I went to the event because I made a decision recently to embed myself into the city where I currently live, Brussels. It’s a place where there are a lot of expatriates and if you are not careful you can very easily spend 10 years here without making Belgian friends or really getting to know the place. Also I want to learn Flemish and improve my French. So when a Belgian acquaintance told me he was going to this thing and shared the link to the FB event, I wrote an email to the organisers and invited myself along @guaka joined me too.
When we got to the venue, a nice bar, the organizers gave each one of us a flyer. They also gave us a folded A4 with space to fill in your name, email address, what you need and what you offer… as well as some questions and topics to help get a conversation started.

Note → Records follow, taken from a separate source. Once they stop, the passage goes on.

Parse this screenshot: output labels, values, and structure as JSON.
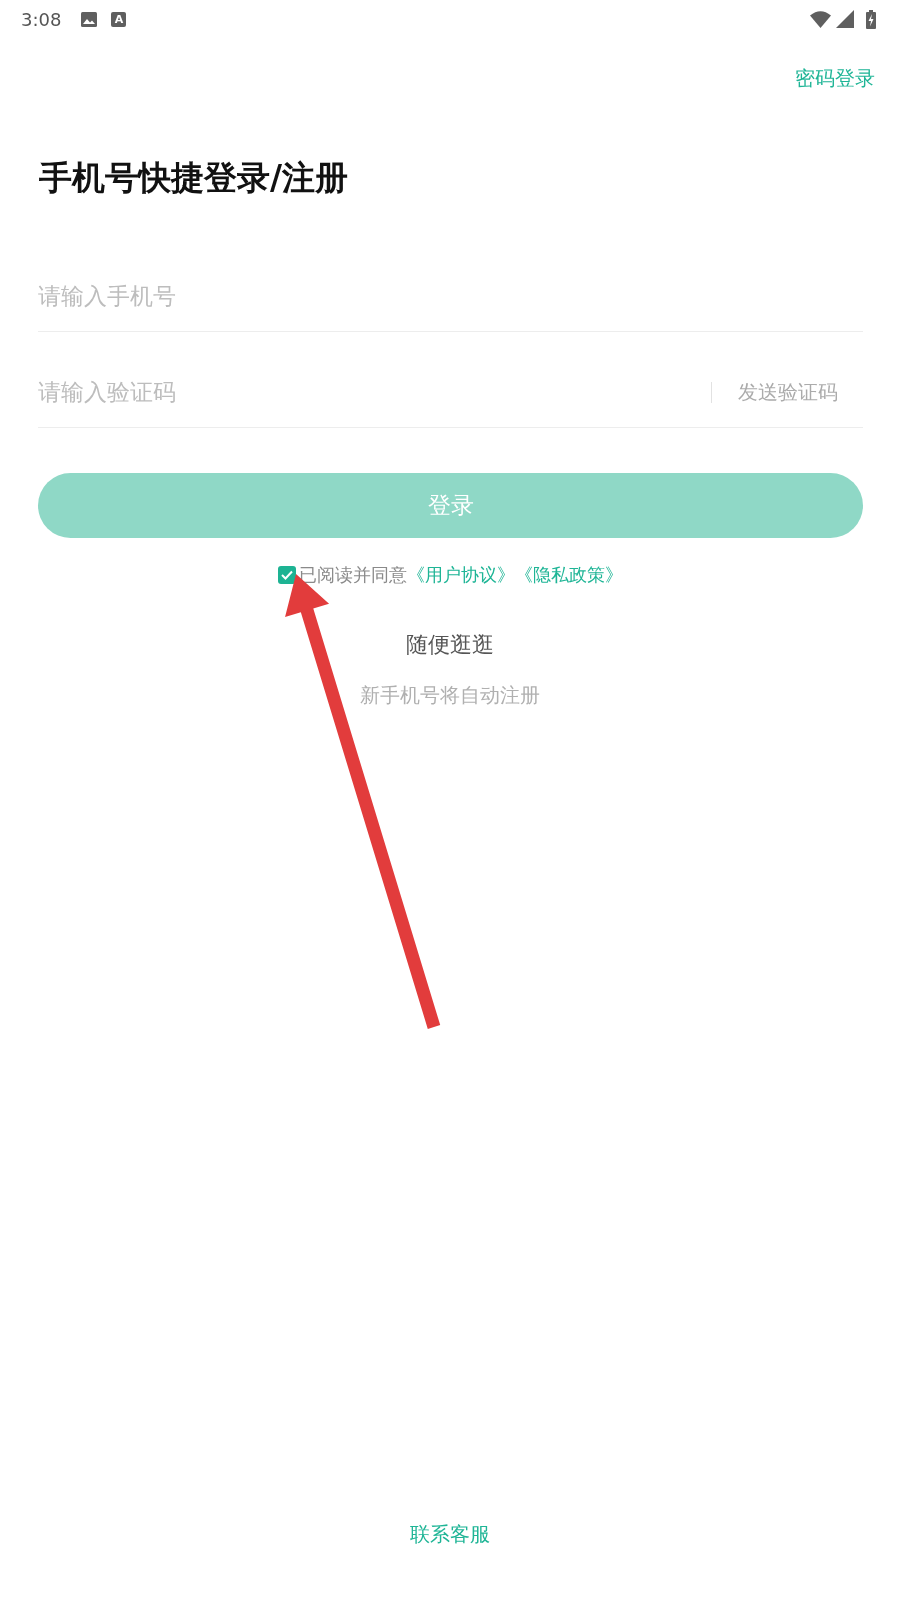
{
  "status_bar": {
    "time": "3:08",
    "badge": "A"
  },
  "header": {
    "link": "密码登录"
  },
  "title": "手机号快捷登录/注册",
  "form": {
    "phone_field": {
      "placeholder": "请输入手机号"
    },
    "code_field": {
      "placeholder": "请输入验证码",
      "action": "发送验证码"
    },
    "submit": {
      "label": "登录",
      "disabled": true
    }
  },
  "agreement": {
    "checked": true,
    "text": "已阅读并同意",
    "links": [
      "《用户协议》",
      "《隐私政策》"
    ]
  },
  "browse_link": "随便逛逛",
  "hint": "新手机号将自动注册",
  "footer_link": "联系客服"
}
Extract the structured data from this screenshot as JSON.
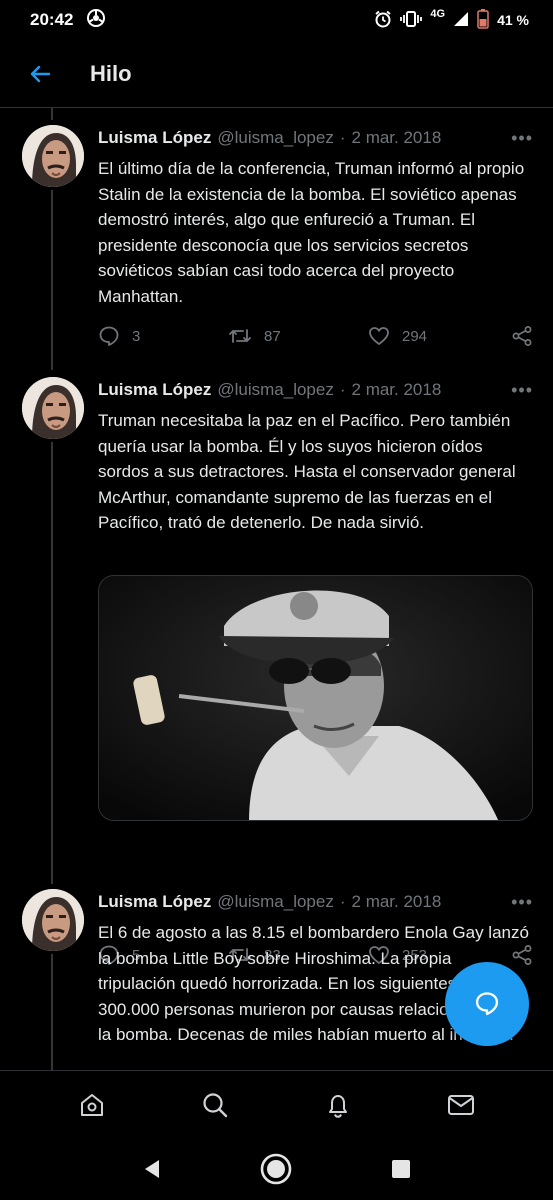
{
  "status_bar": {
    "time": "20:42",
    "network": "4G",
    "battery": "41 %",
    "icons": [
      "chrome-icon",
      "alarm-icon",
      "vibrate-icon",
      "signal-icon",
      "battery-icon"
    ]
  },
  "header": {
    "title": "Hilo",
    "back_icon": "arrow-left-icon"
  },
  "tweets": [
    {
      "name": "Luisma López",
      "handle": "@luisma_lopez",
      "sep": "·",
      "date": "2 mar. 2018",
      "more": "•••",
      "text": "El último día de la conferencia, Truman informó al propio Stalin de la existencia de la bomba. El soviético apenas demostró interés, algo que enfureció a Truman. El presidente desconocía que los servicios secretos soviéticos sabían casi todo acerca del proyecto Manhattan.",
      "replies": "3",
      "retweets": "87",
      "likes": "294"
    },
    {
      "name": "Luisma López",
      "handle": "@luisma_lopez",
      "sep": "·",
      "date": "2 mar. 2018",
      "more": "•••",
      "text": "Truman necesitaba la paz en el Pacífico. Pero también quería usar la bomba. Él y los suyos hicieron oídos sordos a sus detractores. Hasta el conservador general McArthur, comandante supremo de las fuerzas en el Pacífico, trató de detenerlo. De nada sirvió.",
      "replies": "5",
      "retweets": "83",
      "likes": "253"
    },
    {
      "name": "Luisma López",
      "handle": "@luisma_lopez",
      "sep": "·",
      "date": "2 mar. 2018",
      "more": "•••",
      "text": "El 6 de agosto a las 8.15 el bombardero Enola Gay lanzó la bomba Little Boy sobre Hiroshima. La propia tripulación quedó horrorizada. En los siguientes más de 300.000 personas murieron por causas relacionadas con la bomba. Decenas de miles habían muerto al instante."
    }
  ],
  "colors": {
    "accent": "#1d9bf0",
    "background": "#000000",
    "muted": "#71767b",
    "text": "#e7e9ea"
  },
  "bottom_nav": [
    "home-icon",
    "search-icon",
    "notifications-icon",
    "messages-icon"
  ],
  "system_nav": [
    "back-triangle-icon",
    "home-circle-icon",
    "recents-square-icon"
  ]
}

First they described the political history of time banks and their personal motivations for doing this. They also described how time banks work in general. There was a discussion about the potential legal issues: some participants seemed to know about the topic. With others I got the impression they just saw a flyer and dropped in our of curiosity. A friend who runs an art gallery in a rougher part of New York always prints A4 flyers for his gallery events and puts them up on lamp posts etc in the neighbourhood to encourage a diverse mix of people to show up. It really works and is part of the reason I think his events are cool - you never know who will show up.
The event organizers also showed they eat their own dog food- they used the time bank to share the work of organizing the meetup. For example: The photos in this post were shot by a member of the time bank, and the flyer was contributed by another one.

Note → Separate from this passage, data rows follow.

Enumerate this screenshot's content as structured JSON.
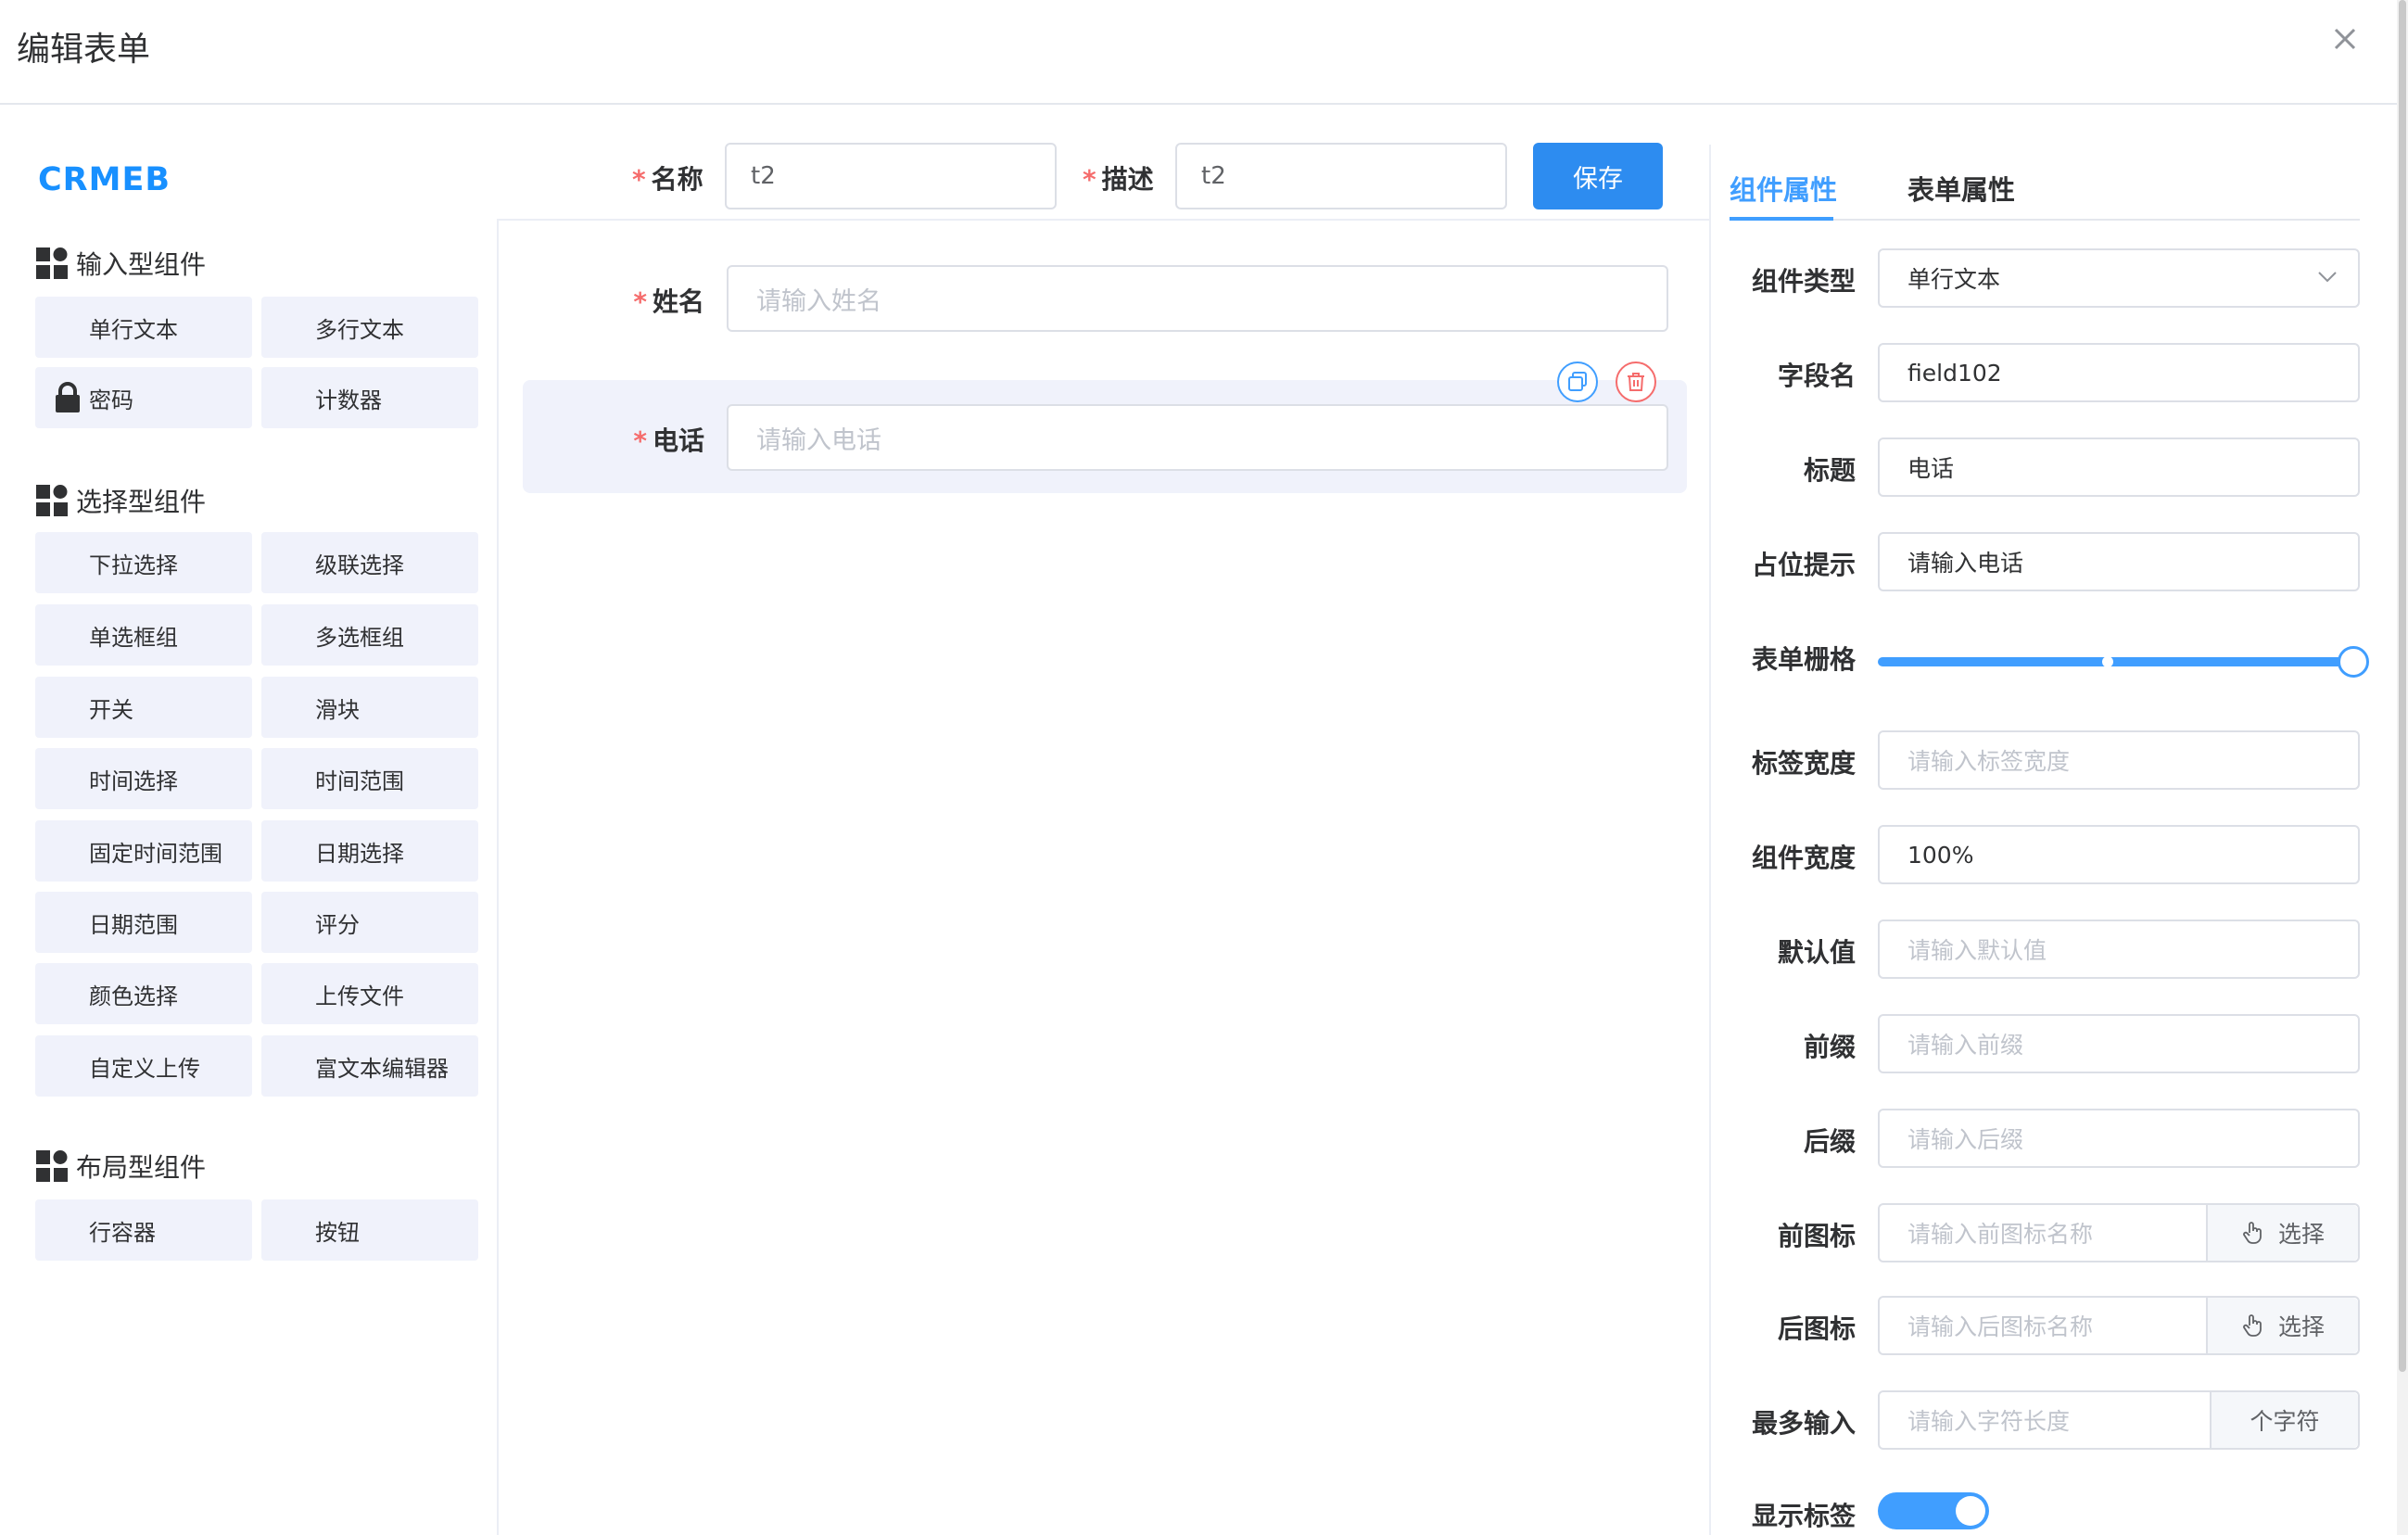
{
  "dialog": {
    "title": "编辑表单"
  },
  "logo": "CRMEB",
  "palette": {
    "input_group": {
      "title": "输入型组件",
      "items": [
        "单行文本",
        "多行文本",
        "密码",
        "计数器"
      ]
    },
    "select_group": {
      "title": "选择型组件",
      "items": [
        "下拉选择",
        "级联选择",
        "单选框组",
        "多选框组",
        "开关",
        "滑块",
        "时间选择",
        "时间范围",
        "固定时间范围",
        "日期选择",
        "日期范围",
        "评分",
        "颜色选择",
        "上传文件",
        "自定义上传",
        "富文本编辑器"
      ]
    },
    "layout_group": {
      "title": "布局型组件",
      "items": [
        "行容器",
        "按钮"
      ]
    }
  },
  "form_header": {
    "required_mark": "*",
    "name_label": "名称",
    "name_value": "t2",
    "desc_label": "描述",
    "desc_value": "t2",
    "save_label": "保存"
  },
  "canvas": {
    "fields": [
      {
        "label": "姓名",
        "placeholder": "请输入姓名"
      },
      {
        "label": "电话",
        "placeholder": "请输入电话"
      }
    ]
  },
  "tabs": {
    "component": "组件属性",
    "form": "表单属性"
  },
  "props": {
    "type": {
      "label": "组件类型",
      "value": "单行文本"
    },
    "field_name": {
      "label": "字段名",
      "value": "field102"
    },
    "title": {
      "label": "标题",
      "value": "电话"
    },
    "placeholder": {
      "label": "占位提示",
      "value": "请输入电话"
    },
    "grid": {
      "label": "表单栅格",
      "value": 24,
      "max": 24
    },
    "label_width": {
      "label": "标签宽度",
      "placeholder": "请输入标签宽度"
    },
    "comp_width": {
      "label": "组件宽度",
      "value": "100%"
    },
    "default": {
      "label": "默认值",
      "placeholder": "请输入默认值"
    },
    "prefix": {
      "label": "前缀",
      "placeholder": "请输入前缀"
    },
    "suffix": {
      "label": "后缀",
      "placeholder": "请输入后缀"
    },
    "prefix_icon": {
      "label": "前图标",
      "placeholder": "请输入前图标名称",
      "button": "选择"
    },
    "suffix_icon": {
      "label": "后图标",
      "placeholder": "请输入后图标名称",
      "button": "选择"
    },
    "max_length": {
      "label": "最多输入",
      "placeholder": "请输入字符长度",
      "addon": "个字符"
    },
    "show_label": {
      "label": "显示标签",
      "on": true
    }
  },
  "colors": {
    "primary": "#409eff",
    "brand": "#1890ff",
    "danger": "#f56c6c",
    "button": "#2d8cf0"
  }
}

… they then asked us to pick a person that we didn’t know and help one another to fill in our needs and offers.
I ended up next to a number of people I probably never would have otherwise met. They move in completely different physical, professional and social environments from my own. The part that hit home was how much everyone wanted to help others and how difficult it is to do so. Firstly, a lot of people have a hard time articulating what they can offer help with, because there are so many things that we don’t think of as being valuable. Even though they are huge stumbling blocks for other people.
As an example, one person had written a list of things they needed help with which I couldn’t understand. Like “editor” and “informatics”. I thought he looked cool so I asked him what he means? It turns out he feels he is unable to write. As we talked on he described his passion for building things, especially vertical gardens. And that what he requires is a website… that’s what the writing and informatics was about. Really what he needs is someone to act as a sounding board to help him clarify his ideas, and then articulate them in writing. Maybe also introduce him to wordpress. Which clearly I can help him out with.
Many of these conversations took place, and we all seemed to really get into it. At some point the organizers asked us to get the form filled out, which we did. And then people who brought laptops helped entered the contents into the the site manually. So the onboarding was also social and easy…
This social aspect is very important: meeting so many new people in an environment where you are encouraged to to know one another is great. No one really wanted to leave
So I think this is something we can build on for local events. I liked the simplicity, but I think there needs to be a bit of inspiration…or people introducing what they are working on or would like to learn, and then others helping one another figure out what they need and what they can offer. The other thing I feel is missing is a learning path. Time banks assume everyone is already skilled at something or knows what they can offer. And they are focused on the one-on-one interaction. Edgeryders strength lies in the knowledge transfer and mass collaboration at scale/
Maybe it would make sense to collaborate with the time bank crowd. The software they are using is not sophisticated enough to handle large numbers of exchange so I think this is something we could contribute of value.
In any case I really liked this crowd and will be using the time bank for myself and seeing how I can contribute to it.